*Task item:*
Each record that follows goes into your reply unchanged; the pictures do not.

>>

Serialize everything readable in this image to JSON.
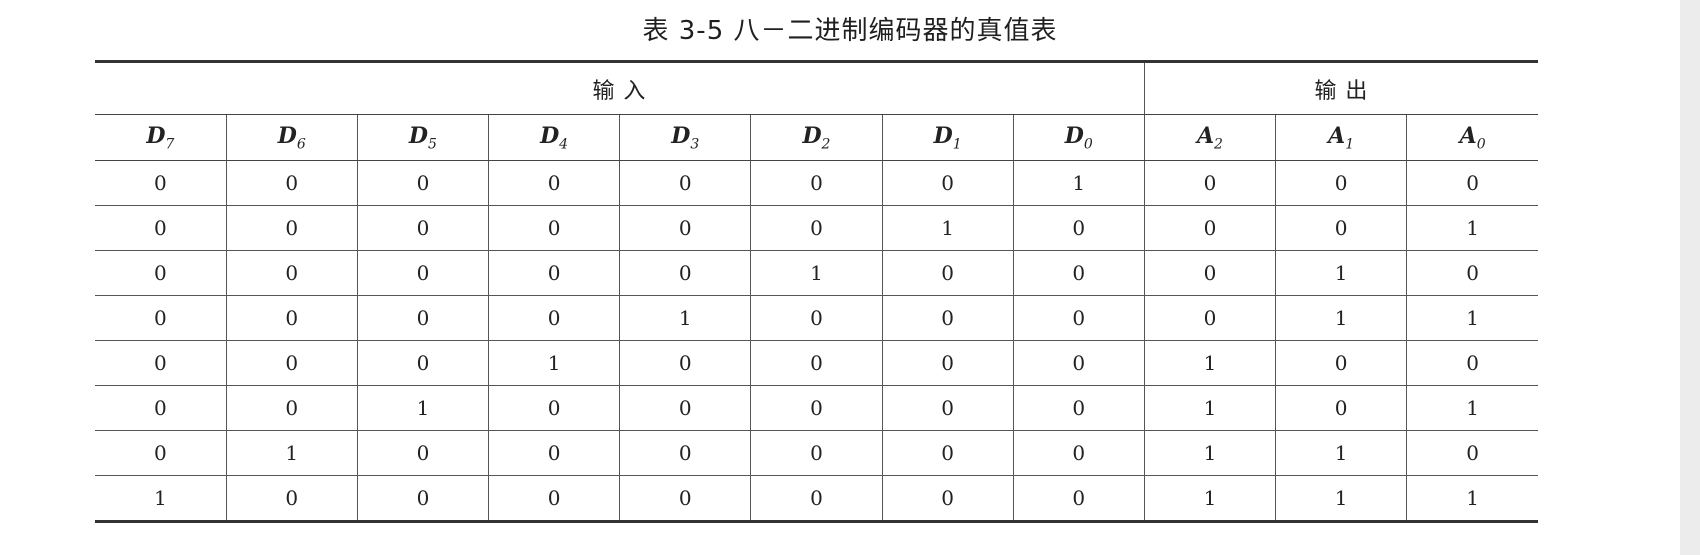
{
  "title": "表 3-5   八－二进制编码器的真值表",
  "group_headers": {
    "input": "输    入",
    "output": "输    出"
  },
  "columns": [
    {
      "letter": "D",
      "sub": "7"
    },
    {
      "letter": "D",
      "sub": "6"
    },
    {
      "letter": "D",
      "sub": "5"
    },
    {
      "letter": "D",
      "sub": "4"
    },
    {
      "letter": "D",
      "sub": "3"
    },
    {
      "letter": "D",
      "sub": "2"
    },
    {
      "letter": "D",
      "sub": "1"
    },
    {
      "letter": "D",
      "sub": "0"
    },
    {
      "letter": "A",
      "sub": "2"
    },
    {
      "letter": "A",
      "sub": "1"
    },
    {
      "letter": "A",
      "sub": "0"
    }
  ],
  "rows": [
    [
      "0",
      "0",
      "0",
      "0",
      "0",
      "0",
      "0",
      "1",
      "0",
      "0",
      "0"
    ],
    [
      "0",
      "0",
      "0",
      "0",
      "0",
      "0",
      "1",
      "0",
      "0",
      "0",
      "1"
    ],
    [
      "0",
      "0",
      "0",
      "0",
      "0",
      "1",
      "0",
      "0",
      "0",
      "1",
      "0"
    ],
    [
      "0",
      "0",
      "0",
      "0",
      "1",
      "0",
      "0",
      "0",
      "0",
      "1",
      "1"
    ],
    [
      "0",
      "0",
      "0",
      "1",
      "0",
      "0",
      "0",
      "0",
      "1",
      "0",
      "0"
    ],
    [
      "0",
      "0",
      "1",
      "0",
      "0",
      "0",
      "0",
      "0",
      "1",
      "0",
      "1"
    ],
    [
      "0",
      "1",
      "0",
      "0",
      "0",
      "0",
      "0",
      "0",
      "1",
      "1",
      "0"
    ],
    [
      "1",
      "0",
      "0",
      "0",
      "0",
      "0",
      "0",
      "0",
      "1",
      "1",
      "1"
    ]
  ]
}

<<

*Finished exercise:*
Serialize everything readable in this image to JSON.
{
  "title": "表 3-5   八－二进制编码器的真值表",
  "group_headers": {
    "input": "输    入",
    "output": "输    出"
  },
  "columns": [
    {
      "letter": "D",
      "sub": "7"
    },
    {
      "letter": "D",
      "sub": "6"
    },
    {
      "letter": "D",
      "sub": "5"
    },
    {
      "letter": "D",
      "sub": "4"
    },
    {
      "letter": "D",
      "sub": "3"
    },
    {
      "letter": "D",
      "sub": "2"
    },
    {
      "letter": "D",
      "sub": "1"
    },
    {
      "letter": "D",
      "sub": "0"
    },
    {
      "letter": "A",
      "sub": "2"
    },
    {
      "letter": "A",
      "sub": "1"
    },
    {
      "letter": "A",
      "sub": "0"
    }
  ],
  "rows": [
    [
      "0",
      "0",
      "0",
      "0",
      "0",
      "0",
      "0",
      "1",
      "0",
      "0",
      "0"
    ],
    [
      "0",
      "0",
      "0",
      "0",
      "0",
      "0",
      "1",
      "0",
      "0",
      "0",
      "1"
    ],
    [
      "0",
      "0",
      "0",
      "0",
      "0",
      "1",
      "0",
      "0",
      "0",
      "1",
      "0"
    ],
    [
      "0",
      "0",
      "0",
      "0",
      "1",
      "0",
      "0",
      "0",
      "0",
      "1",
      "1"
    ],
    [
      "0",
      "0",
      "0",
      "1",
      "0",
      "0",
      "0",
      "0",
      "1",
      "0",
      "0"
    ],
    [
      "0",
      "0",
      "1",
      "0",
      "0",
      "0",
      "0",
      "0",
      "1",
      "0",
      "1"
    ],
    [
      "0",
      "1",
      "0",
      "0",
      "0",
      "0",
      "0",
      "0",
      "1",
      "1",
      "0"
    ],
    [
      "1",
      "0",
      "0",
      "0",
      "0",
      "0",
      "0",
      "0",
      "1",
      "1",
      "1"
    ]
  ]
}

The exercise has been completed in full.